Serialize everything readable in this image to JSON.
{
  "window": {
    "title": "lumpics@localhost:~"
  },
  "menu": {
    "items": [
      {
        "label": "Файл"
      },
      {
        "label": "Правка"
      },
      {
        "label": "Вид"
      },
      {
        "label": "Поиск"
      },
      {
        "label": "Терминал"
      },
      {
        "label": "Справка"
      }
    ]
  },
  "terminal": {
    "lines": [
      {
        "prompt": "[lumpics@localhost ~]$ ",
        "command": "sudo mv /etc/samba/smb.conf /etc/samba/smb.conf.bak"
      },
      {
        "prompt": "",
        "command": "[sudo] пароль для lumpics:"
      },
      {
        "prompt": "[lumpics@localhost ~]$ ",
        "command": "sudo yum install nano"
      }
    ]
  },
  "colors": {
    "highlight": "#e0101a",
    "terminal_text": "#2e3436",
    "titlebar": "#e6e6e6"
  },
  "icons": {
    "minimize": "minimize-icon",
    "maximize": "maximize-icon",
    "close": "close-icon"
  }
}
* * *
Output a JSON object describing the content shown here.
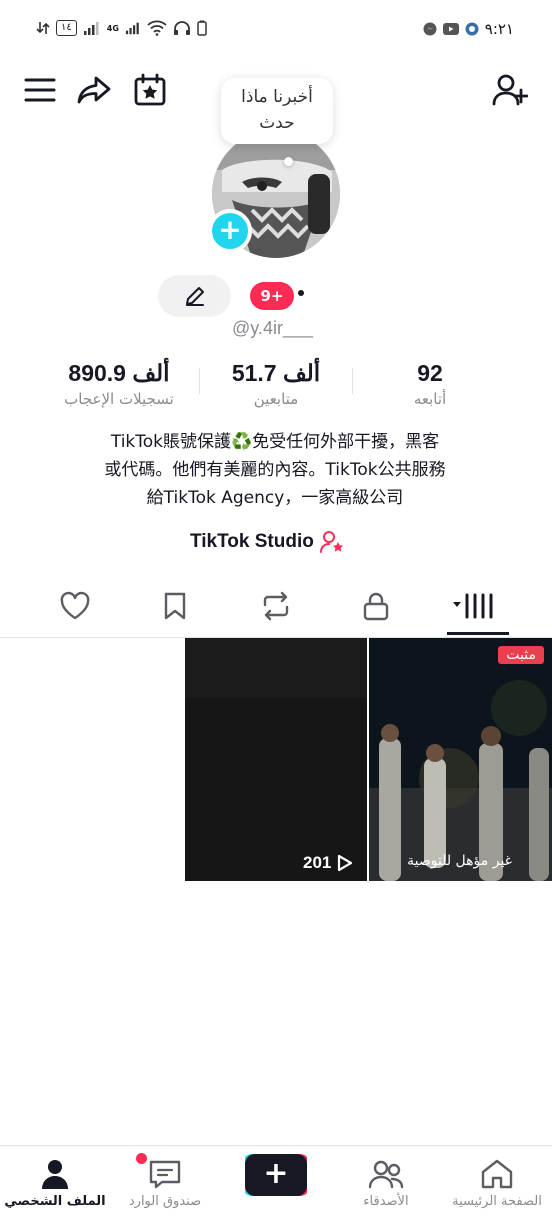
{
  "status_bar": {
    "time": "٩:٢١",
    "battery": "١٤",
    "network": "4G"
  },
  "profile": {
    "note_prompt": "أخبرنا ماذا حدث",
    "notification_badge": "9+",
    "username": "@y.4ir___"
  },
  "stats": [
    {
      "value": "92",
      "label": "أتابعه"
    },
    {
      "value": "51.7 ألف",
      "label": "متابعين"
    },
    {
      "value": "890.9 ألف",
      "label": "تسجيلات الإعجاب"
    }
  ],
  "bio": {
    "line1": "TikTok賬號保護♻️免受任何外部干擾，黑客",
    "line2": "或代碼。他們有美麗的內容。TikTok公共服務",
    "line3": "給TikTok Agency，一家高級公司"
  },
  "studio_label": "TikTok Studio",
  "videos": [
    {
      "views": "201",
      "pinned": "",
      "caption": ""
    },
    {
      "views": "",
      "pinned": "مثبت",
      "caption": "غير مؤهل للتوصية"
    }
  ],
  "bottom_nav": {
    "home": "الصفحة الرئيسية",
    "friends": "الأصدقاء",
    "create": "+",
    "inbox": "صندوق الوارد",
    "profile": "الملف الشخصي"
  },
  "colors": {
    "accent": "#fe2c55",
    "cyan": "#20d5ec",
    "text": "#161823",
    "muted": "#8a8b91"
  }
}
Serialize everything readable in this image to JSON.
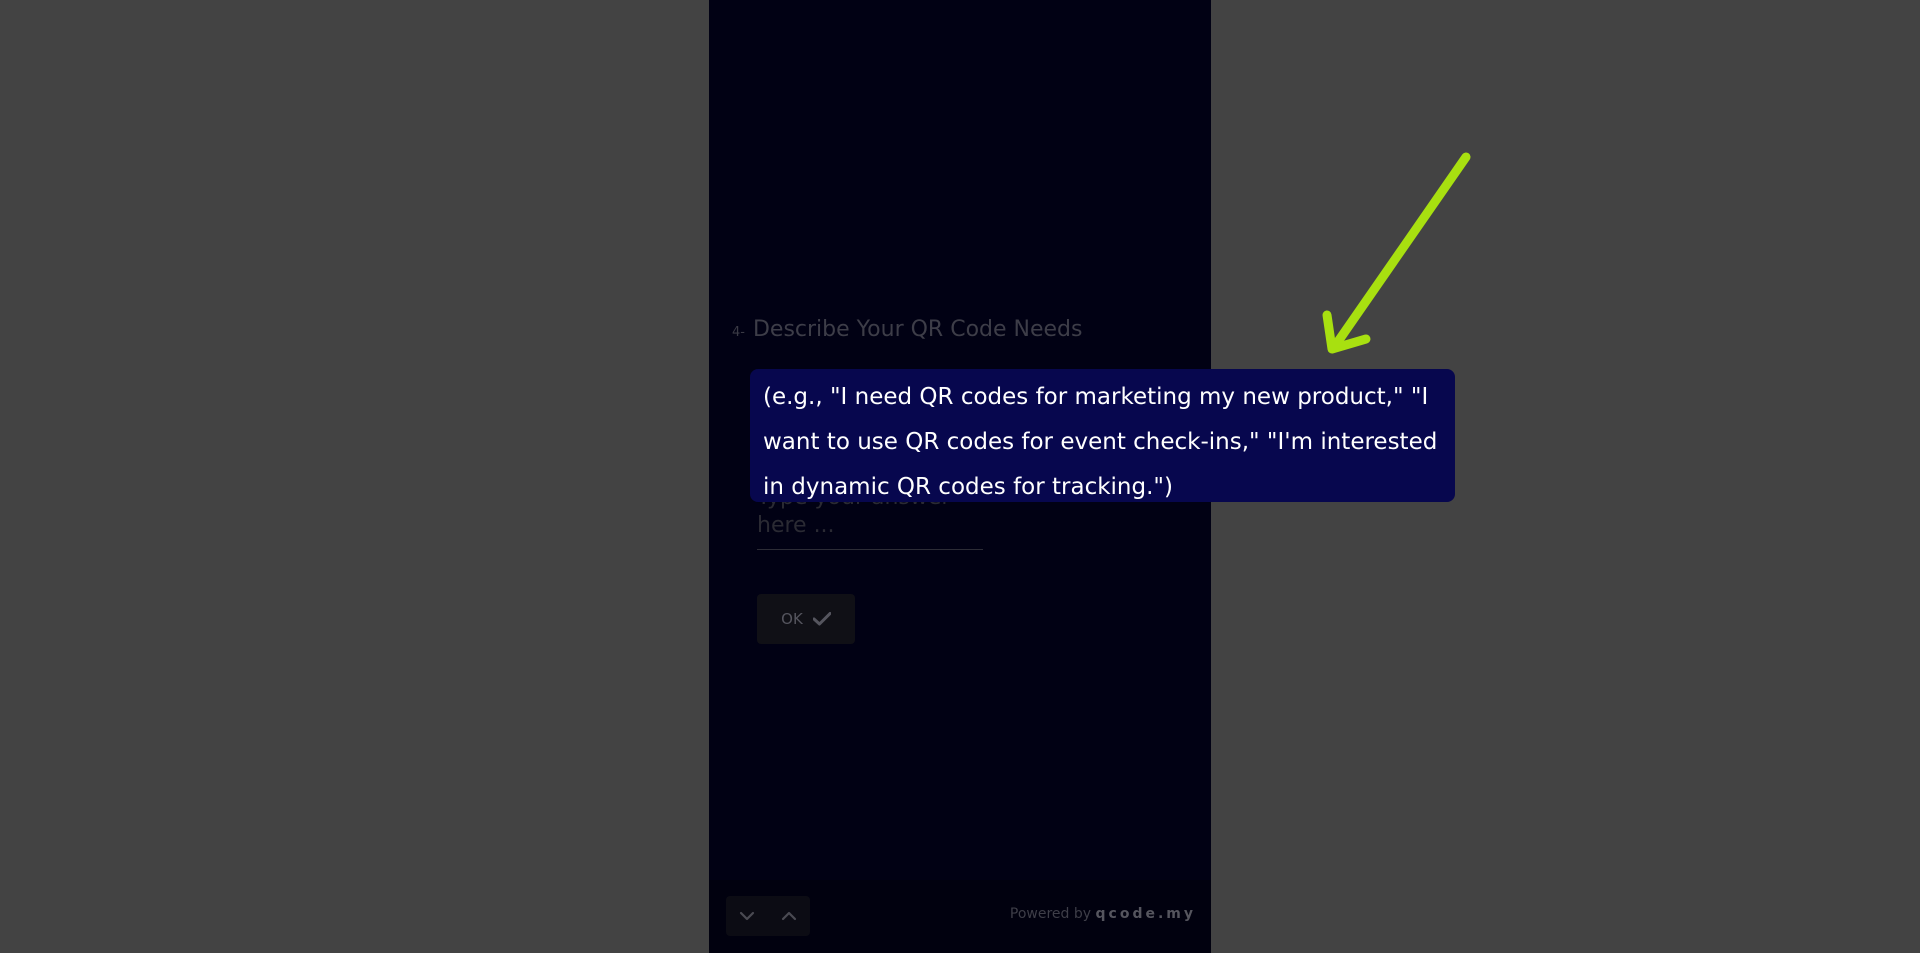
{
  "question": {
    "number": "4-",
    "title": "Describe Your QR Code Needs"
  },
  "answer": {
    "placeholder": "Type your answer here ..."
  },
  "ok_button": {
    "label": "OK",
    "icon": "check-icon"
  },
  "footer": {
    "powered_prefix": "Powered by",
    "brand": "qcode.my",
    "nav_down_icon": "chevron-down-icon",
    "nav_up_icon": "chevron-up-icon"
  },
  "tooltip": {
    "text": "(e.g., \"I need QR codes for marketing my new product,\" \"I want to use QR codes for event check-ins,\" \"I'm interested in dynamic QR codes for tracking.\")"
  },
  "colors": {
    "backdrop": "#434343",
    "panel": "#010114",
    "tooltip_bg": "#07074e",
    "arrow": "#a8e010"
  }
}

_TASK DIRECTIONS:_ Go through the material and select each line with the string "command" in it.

_EXPECTED OUTPUT:_
        "command": "sudo mv /etc/samba/smb.conf /etc/samba/smb.conf.bak"
        "command": "[sudo] пароль для lumpics:"
        "command": "sudo yum install nano"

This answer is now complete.